Material to process
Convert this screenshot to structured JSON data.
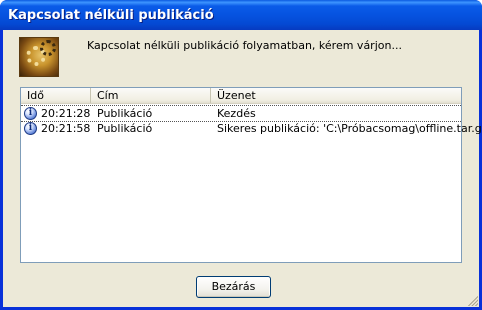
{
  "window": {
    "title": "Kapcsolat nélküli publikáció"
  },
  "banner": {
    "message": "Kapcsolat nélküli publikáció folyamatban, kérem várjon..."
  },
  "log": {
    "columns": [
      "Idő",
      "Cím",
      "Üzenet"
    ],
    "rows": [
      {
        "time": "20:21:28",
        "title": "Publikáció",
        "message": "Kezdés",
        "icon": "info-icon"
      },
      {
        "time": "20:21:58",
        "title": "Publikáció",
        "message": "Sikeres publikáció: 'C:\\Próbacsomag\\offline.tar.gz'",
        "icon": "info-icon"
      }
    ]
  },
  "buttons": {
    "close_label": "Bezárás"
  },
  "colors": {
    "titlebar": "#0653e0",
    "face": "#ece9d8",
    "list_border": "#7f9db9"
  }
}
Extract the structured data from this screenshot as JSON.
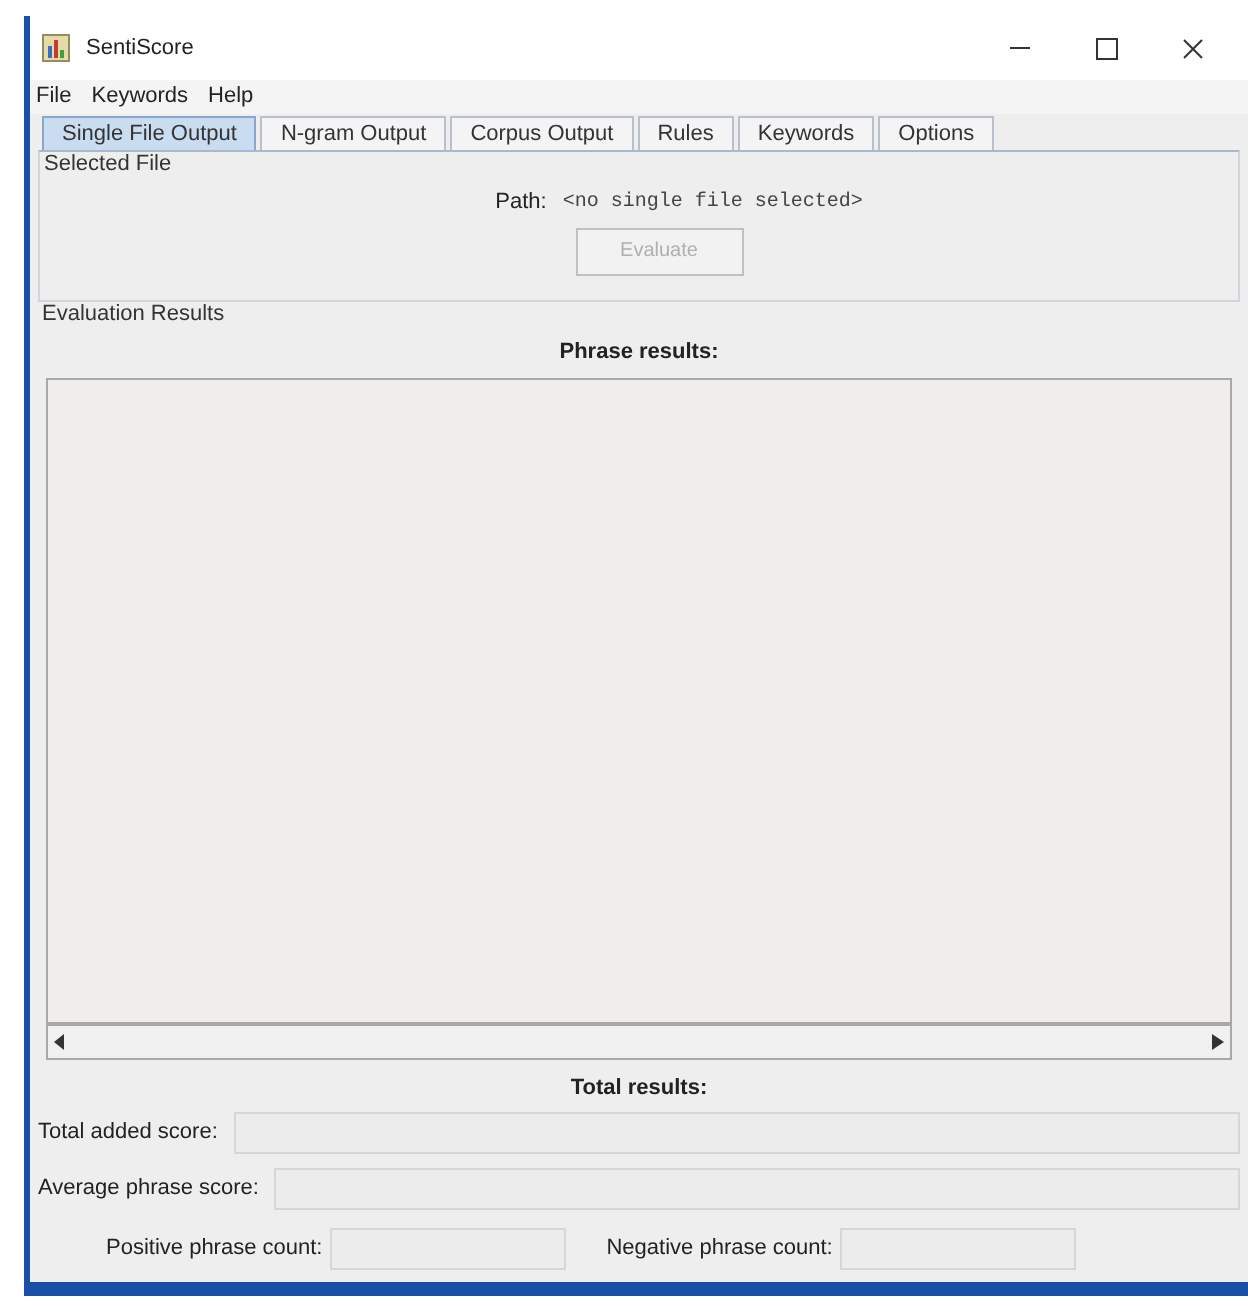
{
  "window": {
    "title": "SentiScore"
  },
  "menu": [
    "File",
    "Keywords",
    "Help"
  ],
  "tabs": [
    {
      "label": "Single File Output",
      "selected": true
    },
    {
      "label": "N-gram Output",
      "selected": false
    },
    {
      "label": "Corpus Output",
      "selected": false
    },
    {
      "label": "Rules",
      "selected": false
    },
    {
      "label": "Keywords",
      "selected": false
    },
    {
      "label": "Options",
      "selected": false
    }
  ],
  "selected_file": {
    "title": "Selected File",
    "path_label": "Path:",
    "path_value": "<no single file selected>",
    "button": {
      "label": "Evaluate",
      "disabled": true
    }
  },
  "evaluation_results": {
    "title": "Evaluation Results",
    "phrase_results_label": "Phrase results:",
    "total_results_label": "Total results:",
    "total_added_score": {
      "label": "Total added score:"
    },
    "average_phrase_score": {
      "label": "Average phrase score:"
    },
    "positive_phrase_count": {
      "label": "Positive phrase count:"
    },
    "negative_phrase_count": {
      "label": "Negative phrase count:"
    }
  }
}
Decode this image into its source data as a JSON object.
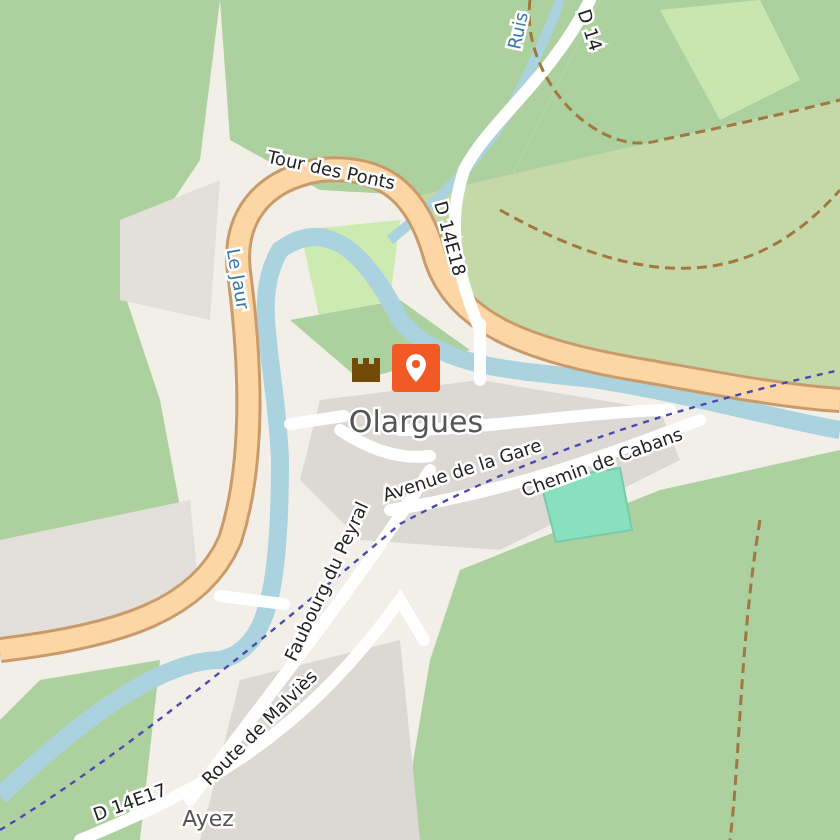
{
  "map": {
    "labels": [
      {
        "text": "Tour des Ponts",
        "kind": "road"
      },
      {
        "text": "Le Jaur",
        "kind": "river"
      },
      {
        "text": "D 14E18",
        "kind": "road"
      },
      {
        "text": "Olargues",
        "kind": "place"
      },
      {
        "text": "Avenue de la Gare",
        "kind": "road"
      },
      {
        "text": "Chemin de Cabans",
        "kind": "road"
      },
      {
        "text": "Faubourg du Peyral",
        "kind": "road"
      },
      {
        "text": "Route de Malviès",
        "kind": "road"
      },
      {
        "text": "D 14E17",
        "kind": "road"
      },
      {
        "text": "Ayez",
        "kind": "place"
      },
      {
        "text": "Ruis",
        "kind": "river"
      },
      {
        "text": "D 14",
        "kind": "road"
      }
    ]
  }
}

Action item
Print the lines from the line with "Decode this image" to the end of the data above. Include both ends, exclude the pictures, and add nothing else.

Written answer
Decode this image into its source data as a JSON object.
{
  "map": {
    "labels": [
      {
        "text": "Tour des Ponts",
        "kind": "road"
      },
      {
        "text": "Le Jaur",
        "kind": "river"
      },
      {
        "text": "D 14E18",
        "kind": "road"
      },
      {
        "text": "Olargues",
        "kind": "place"
      },
      {
        "text": "Avenue de la Gare",
        "kind": "road"
      },
      {
        "text": "Chemin de Cabans",
        "kind": "road"
      },
      {
        "text": "Faubourg du Peyral",
        "kind": "road"
      },
      {
        "text": "Route de Malviès",
        "kind": "road"
      },
      {
        "text": "D 14E17",
        "kind": "road"
      },
      {
        "text": "Ayez",
        "kind": "place"
      },
      {
        "text": "Ruis",
        "kind": "river"
      },
      {
        "text": "D 14",
        "kind": "road"
      }
    ]
  }
}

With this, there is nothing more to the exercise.